Each entry needs to appear again, retyped exactly as it is below.
::: Exercise materials :::
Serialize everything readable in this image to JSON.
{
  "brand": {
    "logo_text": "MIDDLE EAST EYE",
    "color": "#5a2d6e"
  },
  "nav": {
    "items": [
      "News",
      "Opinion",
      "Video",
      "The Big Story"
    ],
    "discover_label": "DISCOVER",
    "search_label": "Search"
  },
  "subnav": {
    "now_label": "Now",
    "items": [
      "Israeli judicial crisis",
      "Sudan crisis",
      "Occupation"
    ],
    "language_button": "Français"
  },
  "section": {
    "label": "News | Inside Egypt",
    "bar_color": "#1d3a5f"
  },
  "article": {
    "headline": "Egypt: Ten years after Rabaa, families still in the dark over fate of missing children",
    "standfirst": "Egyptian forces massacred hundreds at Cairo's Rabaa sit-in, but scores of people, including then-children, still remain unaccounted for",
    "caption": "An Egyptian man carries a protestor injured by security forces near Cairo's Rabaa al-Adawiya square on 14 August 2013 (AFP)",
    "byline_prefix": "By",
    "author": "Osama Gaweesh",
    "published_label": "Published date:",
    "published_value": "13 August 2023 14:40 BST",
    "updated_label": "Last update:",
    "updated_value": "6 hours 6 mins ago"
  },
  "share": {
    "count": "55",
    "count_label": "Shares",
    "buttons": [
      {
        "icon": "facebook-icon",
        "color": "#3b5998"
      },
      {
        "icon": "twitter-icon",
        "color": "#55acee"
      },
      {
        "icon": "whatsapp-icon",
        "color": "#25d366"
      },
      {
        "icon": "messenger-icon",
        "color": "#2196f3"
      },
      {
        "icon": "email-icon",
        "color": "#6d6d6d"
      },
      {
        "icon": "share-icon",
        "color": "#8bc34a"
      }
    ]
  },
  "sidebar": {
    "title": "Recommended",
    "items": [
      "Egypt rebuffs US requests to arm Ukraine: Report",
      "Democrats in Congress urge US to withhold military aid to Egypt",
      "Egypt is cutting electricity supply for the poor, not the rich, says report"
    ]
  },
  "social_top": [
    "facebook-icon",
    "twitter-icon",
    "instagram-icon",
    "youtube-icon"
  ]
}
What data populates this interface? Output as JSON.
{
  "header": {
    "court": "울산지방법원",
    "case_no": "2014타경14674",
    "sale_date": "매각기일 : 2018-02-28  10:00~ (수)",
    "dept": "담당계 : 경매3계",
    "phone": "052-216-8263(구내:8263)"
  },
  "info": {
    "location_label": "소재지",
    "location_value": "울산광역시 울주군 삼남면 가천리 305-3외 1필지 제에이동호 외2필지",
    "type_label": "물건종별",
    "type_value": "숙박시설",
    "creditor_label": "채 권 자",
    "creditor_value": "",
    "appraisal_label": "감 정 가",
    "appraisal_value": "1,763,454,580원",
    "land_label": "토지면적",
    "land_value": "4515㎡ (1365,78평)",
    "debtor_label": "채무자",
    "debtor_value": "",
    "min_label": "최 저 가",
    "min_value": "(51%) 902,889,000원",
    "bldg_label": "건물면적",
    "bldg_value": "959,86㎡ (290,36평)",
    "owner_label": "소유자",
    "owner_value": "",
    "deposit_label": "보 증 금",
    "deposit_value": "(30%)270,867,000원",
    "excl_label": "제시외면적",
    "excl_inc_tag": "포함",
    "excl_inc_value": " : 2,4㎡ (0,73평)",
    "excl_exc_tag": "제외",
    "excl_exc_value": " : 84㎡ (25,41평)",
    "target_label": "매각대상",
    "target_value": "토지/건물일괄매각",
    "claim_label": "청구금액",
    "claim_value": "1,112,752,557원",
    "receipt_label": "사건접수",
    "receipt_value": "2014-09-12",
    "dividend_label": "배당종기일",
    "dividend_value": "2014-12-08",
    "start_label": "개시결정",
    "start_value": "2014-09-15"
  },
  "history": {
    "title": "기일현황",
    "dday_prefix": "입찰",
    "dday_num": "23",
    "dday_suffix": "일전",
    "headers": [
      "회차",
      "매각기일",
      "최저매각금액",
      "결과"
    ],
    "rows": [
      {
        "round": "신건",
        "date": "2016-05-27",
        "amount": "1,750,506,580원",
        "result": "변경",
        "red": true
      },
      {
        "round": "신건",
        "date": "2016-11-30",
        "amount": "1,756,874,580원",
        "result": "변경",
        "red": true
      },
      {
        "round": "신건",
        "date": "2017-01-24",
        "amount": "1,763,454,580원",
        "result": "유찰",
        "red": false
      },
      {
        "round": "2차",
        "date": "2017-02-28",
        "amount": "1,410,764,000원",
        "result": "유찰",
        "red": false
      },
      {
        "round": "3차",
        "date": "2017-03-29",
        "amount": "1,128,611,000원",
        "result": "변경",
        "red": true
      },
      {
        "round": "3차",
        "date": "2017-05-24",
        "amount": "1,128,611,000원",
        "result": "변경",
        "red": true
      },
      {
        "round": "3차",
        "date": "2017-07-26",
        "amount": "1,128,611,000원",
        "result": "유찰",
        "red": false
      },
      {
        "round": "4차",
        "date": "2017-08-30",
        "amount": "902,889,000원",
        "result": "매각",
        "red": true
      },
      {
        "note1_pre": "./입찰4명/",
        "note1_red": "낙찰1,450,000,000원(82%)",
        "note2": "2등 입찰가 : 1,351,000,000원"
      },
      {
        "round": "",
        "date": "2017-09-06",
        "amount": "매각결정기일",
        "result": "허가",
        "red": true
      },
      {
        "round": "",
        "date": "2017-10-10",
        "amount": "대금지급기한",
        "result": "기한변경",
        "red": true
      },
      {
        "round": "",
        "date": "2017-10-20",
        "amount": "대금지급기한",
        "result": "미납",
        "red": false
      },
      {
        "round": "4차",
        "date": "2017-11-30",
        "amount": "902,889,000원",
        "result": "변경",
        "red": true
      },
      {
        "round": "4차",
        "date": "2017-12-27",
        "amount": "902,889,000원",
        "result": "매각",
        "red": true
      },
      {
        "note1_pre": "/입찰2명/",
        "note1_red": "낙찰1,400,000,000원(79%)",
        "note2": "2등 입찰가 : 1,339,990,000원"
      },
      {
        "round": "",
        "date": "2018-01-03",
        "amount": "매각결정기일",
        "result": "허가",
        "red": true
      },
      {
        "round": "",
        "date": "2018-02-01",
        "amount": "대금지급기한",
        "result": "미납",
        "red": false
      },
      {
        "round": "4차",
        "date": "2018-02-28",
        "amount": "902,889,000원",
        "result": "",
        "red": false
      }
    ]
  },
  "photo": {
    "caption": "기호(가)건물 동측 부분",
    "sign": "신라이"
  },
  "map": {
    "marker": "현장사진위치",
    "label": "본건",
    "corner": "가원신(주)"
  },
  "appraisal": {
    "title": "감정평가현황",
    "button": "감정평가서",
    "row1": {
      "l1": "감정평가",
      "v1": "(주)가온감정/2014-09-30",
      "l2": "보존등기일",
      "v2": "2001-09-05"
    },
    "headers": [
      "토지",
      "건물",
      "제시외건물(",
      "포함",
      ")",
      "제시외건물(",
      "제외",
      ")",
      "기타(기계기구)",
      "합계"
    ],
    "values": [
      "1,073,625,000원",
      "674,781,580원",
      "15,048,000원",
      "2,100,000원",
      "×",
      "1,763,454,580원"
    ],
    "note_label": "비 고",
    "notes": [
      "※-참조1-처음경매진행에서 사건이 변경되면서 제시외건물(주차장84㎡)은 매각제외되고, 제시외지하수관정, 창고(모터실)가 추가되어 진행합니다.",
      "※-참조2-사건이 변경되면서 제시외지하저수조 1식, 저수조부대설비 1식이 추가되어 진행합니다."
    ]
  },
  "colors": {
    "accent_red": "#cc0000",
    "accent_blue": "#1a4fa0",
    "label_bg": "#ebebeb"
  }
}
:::
Exercise response >>
Serialize everything readable in this image to JSON.
{
  "brand": {
    "logo_text": "MIDDLE EAST EYE",
    "color": "#5a2d6e"
  },
  "nav": {
    "items": [
      "News",
      "Opinion",
      "Video",
      "The Big Story"
    ],
    "discover_label": "DISCOVER",
    "search_label": "Search"
  },
  "subnav": {
    "now_label": "Now",
    "items": [
      "Israeli judicial crisis",
      "Sudan crisis",
      "Occupation"
    ],
    "language_button": "Français"
  },
  "section": {
    "label": "News | Inside Egypt",
    "bar_color": "#1d3a5f"
  },
  "article": {
    "headline": "Egypt: Ten years after Rabaa, families still in the dark over fate of missing children",
    "standfirst": "Egyptian forces massacred hundreds at Cairo's Rabaa sit-in, but scores of people, including then-children, still remain unaccounted for",
    "caption": "An Egyptian man carries a protestor injured by security forces near Cairo's Rabaa al-Adawiya square on 14 August 2013 (AFP)",
    "byline_prefix": "By",
    "author": "Osama Gaweesh",
    "published_label": "Published date:",
    "published_value": "13 August 2023 14:40 BST",
    "updated_label": "Last update:",
    "updated_value": "6 hours 6 mins ago"
  },
  "share": {
    "count": "55",
    "count_label": "Shares",
    "buttons": [
      {
        "icon": "facebook-icon",
        "color": "#3b5998"
      },
      {
        "icon": "twitter-icon",
        "color": "#55acee"
      },
      {
        "icon": "whatsapp-icon",
        "color": "#25d366"
      },
      {
        "icon": "messenger-icon",
        "color": "#2196f3"
      },
      {
        "icon": "email-icon",
        "color": "#6d6d6d"
      },
      {
        "icon": "share-icon",
        "color": "#8bc34a"
      }
    ]
  },
  "sidebar": {
    "title": "Recommended",
    "items": [
      "Egypt rebuffs US requests to arm Ukraine: Report",
      "Democrats in Congress urge US to withhold military aid to Egypt",
      "Egypt is cutting electricity supply for the poor, not the rich, says report"
    ]
  },
  "social_top": [
    "facebook-icon",
    "twitter-icon",
    "instagram-icon",
    "youtube-icon"
  ]
}
What data populates this interface? Output as JSON.
{
  "header": {
    "court": "울산지방법원",
    "case_no": "2014타경14674",
    "sale_date": "매각기일 : 2018-02-28  10:00~ (수)",
    "dept": "담당계 : 경매3계",
    "phone": "052-216-8263(구내:8263)"
  },
  "info": {
    "location_label": "소재지",
    "location_value": "울산광역시 울주군 삼남면 가천리 305-3외 1필지 제에이동호 외2필지",
    "type_label": "물건종별",
    "type_value": "숙박시설",
    "creditor_label": "채 권 자",
    "creditor_value": "",
    "appraisal_label": "감 정 가",
    "appraisal_value": "1,763,454,580원",
    "land_label": "토지면적",
    "land_value": "4515㎡ (1365,78평)",
    "debtor_label": "채무자",
    "debtor_value": "",
    "min_label": "최 저 가",
    "min_value": "(51%) 902,889,000원",
    "bldg_label": "건물면적",
    "bldg_value": "959,86㎡ (290,36평)",
    "owner_label": "소유자",
    "owner_value": "",
    "deposit_label": "보 증 금",
    "deposit_value": "(30%)270,867,000원",
    "excl_label": "제시외면적",
    "excl_inc_tag": "포함",
    "excl_inc_value": " : 2,4㎡ (0,73평)",
    "excl_exc_tag": "제외",
    "excl_exc_value": " : 84㎡ (25,41평)",
    "target_label": "매각대상",
    "target_value": "토지/건물일괄매각",
    "claim_label": "청구금액",
    "claim_value": "1,112,752,557원",
    "receipt_label": "사건접수",
    "receipt_value": "2014-09-12",
    "dividend_label": "배당종기일",
    "dividend_value": "2014-12-08",
    "start_label": "개시결정",
    "start_value": "2014-09-15"
  },
  "history": {
    "title": "기일현황",
    "dday_prefix": "입찰",
    "dday_num": "23",
    "dday_suffix": "일전",
    "headers": [
      "회차",
      "매각기일",
      "최저매각금액",
      "결과"
    ],
    "rows": [
      {
        "round": "신건",
        "date": "2016-05-27",
        "amount": "1,750,506,580원",
        "result": "변경",
        "red": true
      },
      {
        "round": "신건",
        "date": "2016-11-30",
        "amount": "1,756,874,580원",
        "result": "변경",
        "red": true
      },
      {
        "round": "신건",
        "date": "2017-01-24",
        "amount": "1,763,454,580원",
        "result": "유찰",
        "red": false
      },
      {
        "round": "2차",
        "date": "2017-02-28",
        "amount": "1,410,764,000원",
        "result": "유찰",
        "red": false
      },
      {
        "round": "3차",
        "date": "2017-03-29",
        "amount": "1,128,611,000원",
        "result": "변경",
        "red": true
      },
      {
        "round": "3차",
        "date": "2017-05-24",
        "amount": "1,128,611,000원",
        "result": "변경",
        "red": true
      },
      {
        "round": "3차",
        "date": "2017-07-26",
        "amount": "1,128,611,000원",
        "result": "유찰",
        "red": false
      },
      {
        "round": "4차",
        "date": "2017-08-30",
        "amount": "902,889,000원",
        "result": "매각",
        "red": true
      },
      {
        "note1_pre": "./입찰4명/",
        "note1_red": "낙찰1,450,000,000원(82%)",
        "note2": "2등 입찰가 : 1,351,000,000원"
      },
      {
        "round": "",
        "date": "2017-09-06",
        "amount": "매각결정기일",
        "result": "허가",
        "red": true
      },
      {
        "round": "",
        "date": "2017-10-10",
        "amount": "대금지급기한",
        "result": "기한변경",
        "red": true
      },
      {
        "round": "",
        "date": "2017-10-20",
        "amount": "대금지급기한",
        "result": "미납",
        "red": false
      },
      {
        "round": "4차",
        "date": "2017-11-30",
        "amount": "902,889,000원",
        "result": "변경",
        "red": true
      },
      {
        "round": "4차",
        "date": "2017-12-27",
        "amount": "902,889,000원",
        "result": "매각",
        "red": true
      },
      {
        "note1_pre": "/입찰2명/",
        "note1_red": "낙찰1,400,000,000원(79%)",
        "note2": "2등 입찰가 : 1,339,990,000원"
      },
      {
        "round": "",
        "date": "2018-01-03",
        "amount": "매각결정기일",
        "result": "허가",
        "red": true
      },
      {
        "round": "",
        "date": "2018-02-01",
        "amount": "대금지급기한",
        "result": "미납",
        "red": false
      },
      {
        "round": "4차",
        "date": "2018-02-28",
        "amount": "902,889,000원",
        "result": "",
        "red": false
      }
    ]
  },
  "photo": {
    "caption": "기호(가)건물 동측 부분",
    "sign": "신라이"
  },
  "map": {
    "marker": "현장사진위치",
    "label": "본건",
    "corner": "가원신(주)"
  },
  "appraisal": {
    "title": "감정평가현황",
    "button": "감정평가서",
    "row1": {
      "l1": "감정평가",
      "v1": "(주)가온감정/2014-09-30",
      "l2": "보존등기일",
      "v2": "2001-09-05"
    },
    "headers": [
      "토지",
      "건물",
      "제시외건물(",
      "포함",
      ")",
      "제시외건물(",
      "제외",
      ")",
      "기타(기계기구)",
      "합계"
    ],
    "values": [
      "1,073,625,000원",
      "674,781,580원",
      "15,048,000원",
      "2,100,000원",
      "×",
      "1,763,454,580원"
    ],
    "note_label": "비 고",
    "notes": [
      "※-참조1-처음경매진행에서 사건이 변경되면서 제시외건물(주차장84㎡)은 매각제외되고, 제시외지하수관정, 창고(모터실)가 추가되어 진행합니다.",
      "※-참조2-사건이 변경되면서 제시외지하저수조 1식, 저수조부대설비 1식이 추가되어 진행합니다."
    ]
  },
  "colors": {
    "accent_red": "#cc0000",
    "accent_blue": "#1a4fa0",
    "label_bg": "#ebebeb"
  }
}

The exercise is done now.